Ashburn, VA (Feb. 7, 2016) – Life as a mini tour professional golfer comes with little glory and lots of stress. It includes long hours of hard work usually from sunup to sundown, practically living in a car driving from one event to the next, all while spending a fortune just to stay afloat.
Kevin McLister knows this well, as he has been playing on the developmental pro tours since 2011.
“It’s not quite what people make it out to be, it’s not a whole lot of fun,” McLister said, “paying a lot of money, not making much money, if any, you’re living off of someone else, you’re living off of sponsors, you’re just not independent. I think the hardest thing is finding the money to play and then breaking out of it.”
McLister, a 2007 graduate of Loudoun County High School, has taken a step in the right direction in terms of breaking out of life on the mini tours. The Loudoun native, who grew up playing at Loudoun Golf and Country Club, finished 10th at the Asian Tour Qualifying School to earn status for 2016.
No, Q-School does not involve taking tests, rather it is a series of tournaments capped off by a final stage with four grueling rounds that ultimately decide your fate for the next year, and potentially beyond. McLister got off to a torrid start as he fired rounds of 64-66-74-71 (-9), finishing just four shots out of first place. The event was held from Jan. 13-16 in Hua Hin, Thailand.
“It was huge, every Q-School is the biggest tournament of my life and you can’t go anywhere without status,” McLister said, “so it was the biggest accomplishment to date, but also just the start, hopefully, of something pretty special.”
This was the eighth Q-School of his career, as he had chased status in the United States, Europe and Asia since graduating from the University of Delaware in 2011. Falling short each of the previous seven attempts, McLister was relegated to more grueling years on the mini tours. But he left those setbacks in the past as he was determined to make 2016 his year.
“It was confidence and comfort,” McLister said, “I was very comfortable with the situation, and I had very high expectations because I’d seen a lot of progress the whole year, and I felt like it was only a matter of time before I broke through. There was never really a time I thought I wasn’t going to get through, which was pretty cool.”

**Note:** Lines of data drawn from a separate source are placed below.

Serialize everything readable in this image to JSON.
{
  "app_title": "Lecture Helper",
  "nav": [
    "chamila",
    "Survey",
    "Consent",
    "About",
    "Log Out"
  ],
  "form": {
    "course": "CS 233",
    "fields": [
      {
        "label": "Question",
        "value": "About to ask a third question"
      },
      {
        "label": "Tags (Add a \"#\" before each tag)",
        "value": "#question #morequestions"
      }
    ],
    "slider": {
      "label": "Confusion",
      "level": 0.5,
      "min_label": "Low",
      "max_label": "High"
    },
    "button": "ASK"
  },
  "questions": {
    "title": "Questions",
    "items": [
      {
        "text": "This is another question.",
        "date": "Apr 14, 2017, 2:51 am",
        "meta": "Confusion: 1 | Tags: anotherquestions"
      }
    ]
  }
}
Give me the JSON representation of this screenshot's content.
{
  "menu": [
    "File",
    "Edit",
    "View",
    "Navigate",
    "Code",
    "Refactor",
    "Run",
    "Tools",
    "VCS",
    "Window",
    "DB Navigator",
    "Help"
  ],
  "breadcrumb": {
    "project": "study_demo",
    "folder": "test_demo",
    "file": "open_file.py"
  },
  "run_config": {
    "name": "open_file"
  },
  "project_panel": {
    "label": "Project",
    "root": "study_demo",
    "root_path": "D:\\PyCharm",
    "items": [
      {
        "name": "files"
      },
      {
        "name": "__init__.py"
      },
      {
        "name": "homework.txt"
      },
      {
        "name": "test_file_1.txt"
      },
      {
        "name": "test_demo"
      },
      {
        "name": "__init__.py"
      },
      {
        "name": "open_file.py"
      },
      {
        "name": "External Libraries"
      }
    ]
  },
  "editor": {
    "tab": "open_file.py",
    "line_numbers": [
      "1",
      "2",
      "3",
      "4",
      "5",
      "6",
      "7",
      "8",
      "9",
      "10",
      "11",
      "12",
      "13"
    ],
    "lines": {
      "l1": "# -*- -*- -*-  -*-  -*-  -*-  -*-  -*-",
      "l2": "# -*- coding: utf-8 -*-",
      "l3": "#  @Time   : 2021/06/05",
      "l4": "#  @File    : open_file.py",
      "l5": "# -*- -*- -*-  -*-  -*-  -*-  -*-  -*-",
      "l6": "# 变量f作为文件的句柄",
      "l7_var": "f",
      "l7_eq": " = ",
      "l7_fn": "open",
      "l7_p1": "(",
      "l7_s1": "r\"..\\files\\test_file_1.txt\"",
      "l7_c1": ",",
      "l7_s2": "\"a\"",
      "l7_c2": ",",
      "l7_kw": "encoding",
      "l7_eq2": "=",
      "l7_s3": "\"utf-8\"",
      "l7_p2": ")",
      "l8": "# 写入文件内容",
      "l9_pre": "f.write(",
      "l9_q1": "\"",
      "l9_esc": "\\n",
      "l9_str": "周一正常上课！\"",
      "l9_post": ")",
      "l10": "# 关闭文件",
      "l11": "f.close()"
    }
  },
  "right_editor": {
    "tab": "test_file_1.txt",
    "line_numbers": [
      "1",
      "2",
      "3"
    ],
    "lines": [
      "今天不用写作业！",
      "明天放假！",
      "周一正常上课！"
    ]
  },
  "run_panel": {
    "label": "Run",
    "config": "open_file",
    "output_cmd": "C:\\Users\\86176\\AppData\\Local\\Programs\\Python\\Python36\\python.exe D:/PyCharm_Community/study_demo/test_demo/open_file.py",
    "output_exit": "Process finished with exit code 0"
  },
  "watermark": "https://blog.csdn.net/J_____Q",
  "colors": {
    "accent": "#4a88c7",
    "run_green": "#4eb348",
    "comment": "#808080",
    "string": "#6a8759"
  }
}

According to McLister, playing golf for Delaware for four years put him on the path to where he is today. Although he always knew he wanted to play professional golf, he really set his plan into motion during his senior year with the Blue Hens.
“It was the experience, playing as much as you possibly can, being under the gun, having a chance to win, getting a team win,” McLister said, “I think a lot of that was pretty important to becoming a professional golfer.”
Although college golf provided him with important tools, the journey toward this monumental achievement was really put into motion after McLister made a coaching change in September of 2014.
He began working with Patrick McGuire, the Director of Instruction for the Raspberry Golf Academy, a company based out of Raspberry Falls Golf and Hunt Club in Leesburg. McGuire coaches professional golfers around the world, and uses a team-based approach with swing coaches, mental coaches and trainers.
“I don’t think I would be sitting here with status on a worldwide tour right now without them,” McLister said, “I’ve learned so much, not just the golf swing, but I’ve learned a lot about myself. It’s some of the best coaching that anyone could possibly get.”
In June of 2015, not long after making the coaching transition, McLister earned his first win on the eGolf Professional Tour, the mini tour he had been competing on since 2011. He scorched the field as he fired scores of 66-62-66-66 (-20) in Morganton, N.C.
“That was the first real step of my confidence building through the year,” McLister said. “I was really happy with the way that I did win, with my final round being very boring with a ton of pars, then getting past that, and then going birdie, eagle, birdie down the stretch. That was really key to trusting in a lot of the work that we were doing.”
Another significant contributor in his journey has been his older brother, Joey, who also pursued his dream of playing professional golf for several years. The two even lived together in Charlotte, N.C., which was the home base for the eGolf Pro Tour, as they grinded away to break out on the mini tours.
“I owe everything to Joey, he paved the way for me with scheduling, where to live, where to play, it was very easy for me to transition into the professional level because he had been through it all,” McLister said.
Now the only member of the McLister clan seeking the holy grail of ultimately reaching the Professional Golf Association (PGA) Tour, Kevin is in position to climb the world rankings. The Asian Tour is one of the world’s top tours, only behind the PGA Tour and the European Tour.
McLister will participate in his first Asian Tour event Feb. 10-13 in Bangladesh, and expects to play in about 15 of the tournaments this year. He will continue to play in some U.S. mini tour events when he is on breaks from the schedule in Asia.
Viva Loudoun: We Live For Loudoun™
Written by Josh Apple
Special to Viva Loudoun